Those Other States

Louisiana Lt. Gov. Mitch Landrieu and actress Patricia Clarkson enjoy a moment of laughter before the start of the Orpheus parade in New Orleans, Monday, Feb. 19, 2007.
With a final tally in Florida now unlikely until next week — and George W. Bush's tentative victory there still on hold — other states where Al Gore won by small margins remained in play this weekend.

As the battle over the Sunshine State's ballots heated up last week, Republicans threatened to call for tit-for-tat recounts in states where Gore's margin of victory was very narrow.

Under this scenario, if Gore, currently with 262 electoral votes, takes Florida's 25 electoral votes, the only way for Bush to prevail would be to challenge Gore's apparent wins in Oregon (7 votes) and Wisconsin (11 votes) — and either win in New Mexico or challenge a Gore victory there.

If Bush wins Florida, these states don't really matter, electorally speaking. But if Gore wins Florida, Bush needs to reverse Oregon and Wisconsin and win New Mexico to take the White House.

Iowa, which Gore won by a mere 4,000 votes, was once thought of as another state where the Republicans might demand a recount.

But Bush campaign chairman Don Evans said Thursday that the Texas governor will not seek a recount in the Hawkeye, because he had decided to "do his part to ensure the fairness, accuracy and finality of this election."

The flip side of the "retaliatory recount" strategy is that if Bush were to mount ballot challenges in Oregon, Wisconsin and New Mexico, Democrats might demand another count in New Hampshire, which Bush won by a small margin.

Here's a look at how things stand in these states:

  • Wisconsin: With all 72 counties reporting, Gore defeated Bush by 5,697 votes out of nearly 2.6 million votes cast, making this year's election one of the state's tightest presidential races ever, an AP tally showed.
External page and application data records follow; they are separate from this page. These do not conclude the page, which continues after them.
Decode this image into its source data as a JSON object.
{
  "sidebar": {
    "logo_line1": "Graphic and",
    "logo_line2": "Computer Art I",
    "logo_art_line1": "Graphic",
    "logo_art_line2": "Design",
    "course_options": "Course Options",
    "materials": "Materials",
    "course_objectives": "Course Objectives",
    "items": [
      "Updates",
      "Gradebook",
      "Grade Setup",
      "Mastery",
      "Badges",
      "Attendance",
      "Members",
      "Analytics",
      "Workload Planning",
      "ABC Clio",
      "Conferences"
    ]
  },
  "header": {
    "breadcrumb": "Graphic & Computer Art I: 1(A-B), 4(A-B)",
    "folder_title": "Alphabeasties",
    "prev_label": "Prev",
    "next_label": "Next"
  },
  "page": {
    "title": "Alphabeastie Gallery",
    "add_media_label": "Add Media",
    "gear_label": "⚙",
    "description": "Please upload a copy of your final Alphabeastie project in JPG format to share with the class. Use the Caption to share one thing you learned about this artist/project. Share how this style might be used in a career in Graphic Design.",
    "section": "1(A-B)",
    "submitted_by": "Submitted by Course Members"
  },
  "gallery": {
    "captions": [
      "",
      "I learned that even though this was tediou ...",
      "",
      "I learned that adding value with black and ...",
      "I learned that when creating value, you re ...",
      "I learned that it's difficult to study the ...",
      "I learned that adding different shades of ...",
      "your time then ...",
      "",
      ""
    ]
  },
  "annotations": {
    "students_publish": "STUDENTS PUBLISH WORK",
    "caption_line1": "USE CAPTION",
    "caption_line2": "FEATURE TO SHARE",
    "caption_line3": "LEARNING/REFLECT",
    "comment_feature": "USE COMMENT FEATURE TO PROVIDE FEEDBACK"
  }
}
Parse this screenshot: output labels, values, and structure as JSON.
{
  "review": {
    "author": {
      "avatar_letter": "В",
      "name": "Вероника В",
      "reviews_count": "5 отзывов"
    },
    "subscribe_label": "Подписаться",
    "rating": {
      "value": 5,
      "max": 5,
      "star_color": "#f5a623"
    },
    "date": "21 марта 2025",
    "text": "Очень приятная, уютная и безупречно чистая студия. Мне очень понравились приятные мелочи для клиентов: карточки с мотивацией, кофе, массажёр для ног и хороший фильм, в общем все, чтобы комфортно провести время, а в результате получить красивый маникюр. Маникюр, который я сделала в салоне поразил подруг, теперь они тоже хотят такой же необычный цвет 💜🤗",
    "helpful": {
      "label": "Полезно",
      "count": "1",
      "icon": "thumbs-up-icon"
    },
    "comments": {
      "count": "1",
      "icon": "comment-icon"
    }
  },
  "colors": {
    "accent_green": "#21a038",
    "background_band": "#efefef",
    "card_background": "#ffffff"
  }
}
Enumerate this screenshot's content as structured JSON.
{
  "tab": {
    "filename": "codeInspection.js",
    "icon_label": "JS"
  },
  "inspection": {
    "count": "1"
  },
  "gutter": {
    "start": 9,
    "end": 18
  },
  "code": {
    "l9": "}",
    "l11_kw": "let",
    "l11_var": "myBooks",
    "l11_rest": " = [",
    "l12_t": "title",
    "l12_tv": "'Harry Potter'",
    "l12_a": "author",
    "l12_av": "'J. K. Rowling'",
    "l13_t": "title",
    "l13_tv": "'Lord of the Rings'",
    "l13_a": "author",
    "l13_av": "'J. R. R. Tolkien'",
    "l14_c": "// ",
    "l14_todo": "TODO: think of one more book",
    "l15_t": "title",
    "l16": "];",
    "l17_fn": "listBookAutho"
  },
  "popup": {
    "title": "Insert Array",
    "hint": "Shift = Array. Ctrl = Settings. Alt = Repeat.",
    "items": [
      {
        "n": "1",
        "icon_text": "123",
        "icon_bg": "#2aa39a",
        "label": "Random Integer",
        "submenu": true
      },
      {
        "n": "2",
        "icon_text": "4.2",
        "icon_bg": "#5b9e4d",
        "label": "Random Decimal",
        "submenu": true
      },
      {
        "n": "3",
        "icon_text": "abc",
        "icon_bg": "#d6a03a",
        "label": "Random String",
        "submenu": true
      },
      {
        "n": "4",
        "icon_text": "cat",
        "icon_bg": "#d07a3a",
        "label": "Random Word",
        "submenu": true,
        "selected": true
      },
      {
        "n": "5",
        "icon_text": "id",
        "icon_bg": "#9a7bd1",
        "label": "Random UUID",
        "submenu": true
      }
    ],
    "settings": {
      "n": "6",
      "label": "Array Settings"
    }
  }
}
The state Elections Board received the last county canvass Friday. Candidates have until 5 p.m. local time Wednesday to request a recount.

    There have been several allegations of fraud, including college students who say they voted twice and Democrats giving homeless people cigarettes to vote.

    But there have also been errors that at first benefited Bush: In Outagamie County, officials discovered on Wednesday that they'd given Bush 510 extra votes.

  • New Mexico: In the closest presidential race outside of Florida, New Mexico's saga reflects the roller coaster character of Campaign 2000. Gore was up by about 5,000 votes on Election Night, until officials in Bernalillo County, the state's largest, which includes Albuquerque, figured out that a computer glitch had prevented counting of thousands of ballots. After the problem was fixed, Bush was winning by 17 votes. Then Dona Ana County discovered that someone had read 620 absentee votes for Gore as 120 votes. Republicans haven't asked for a recount, but they got the state police to impound ballots in case they are needed for a challenge.
  • Oregon: Gore has led since the counting began, though the margin has fluctuated, and has won Oregn's seven electoral votes, but by a slim margin. As of Friday, the vice president had 718,525 votes to 711,730 for Bush, a lead of 6,795 votes. An unofficial tally by The Associated Press indicated that fewer than 1,500 ballots remained to be counted on Friday. An automatic recount would be triggered if the margin dropped below 2,800 votes. That's not likely to happen, barring unusual evidence of fraud.
  • New Hampshire: This state has finished counting, but officials found three different kinds of mistakes on one day: There was a proofreading error in Nashua. In several communities, straight ticket votes were never counted. And a programming error in other places meant that votes were recorded as dates. When officials straightened it out, Bush still won the state, albeit by 958 fewer votes than originally thought.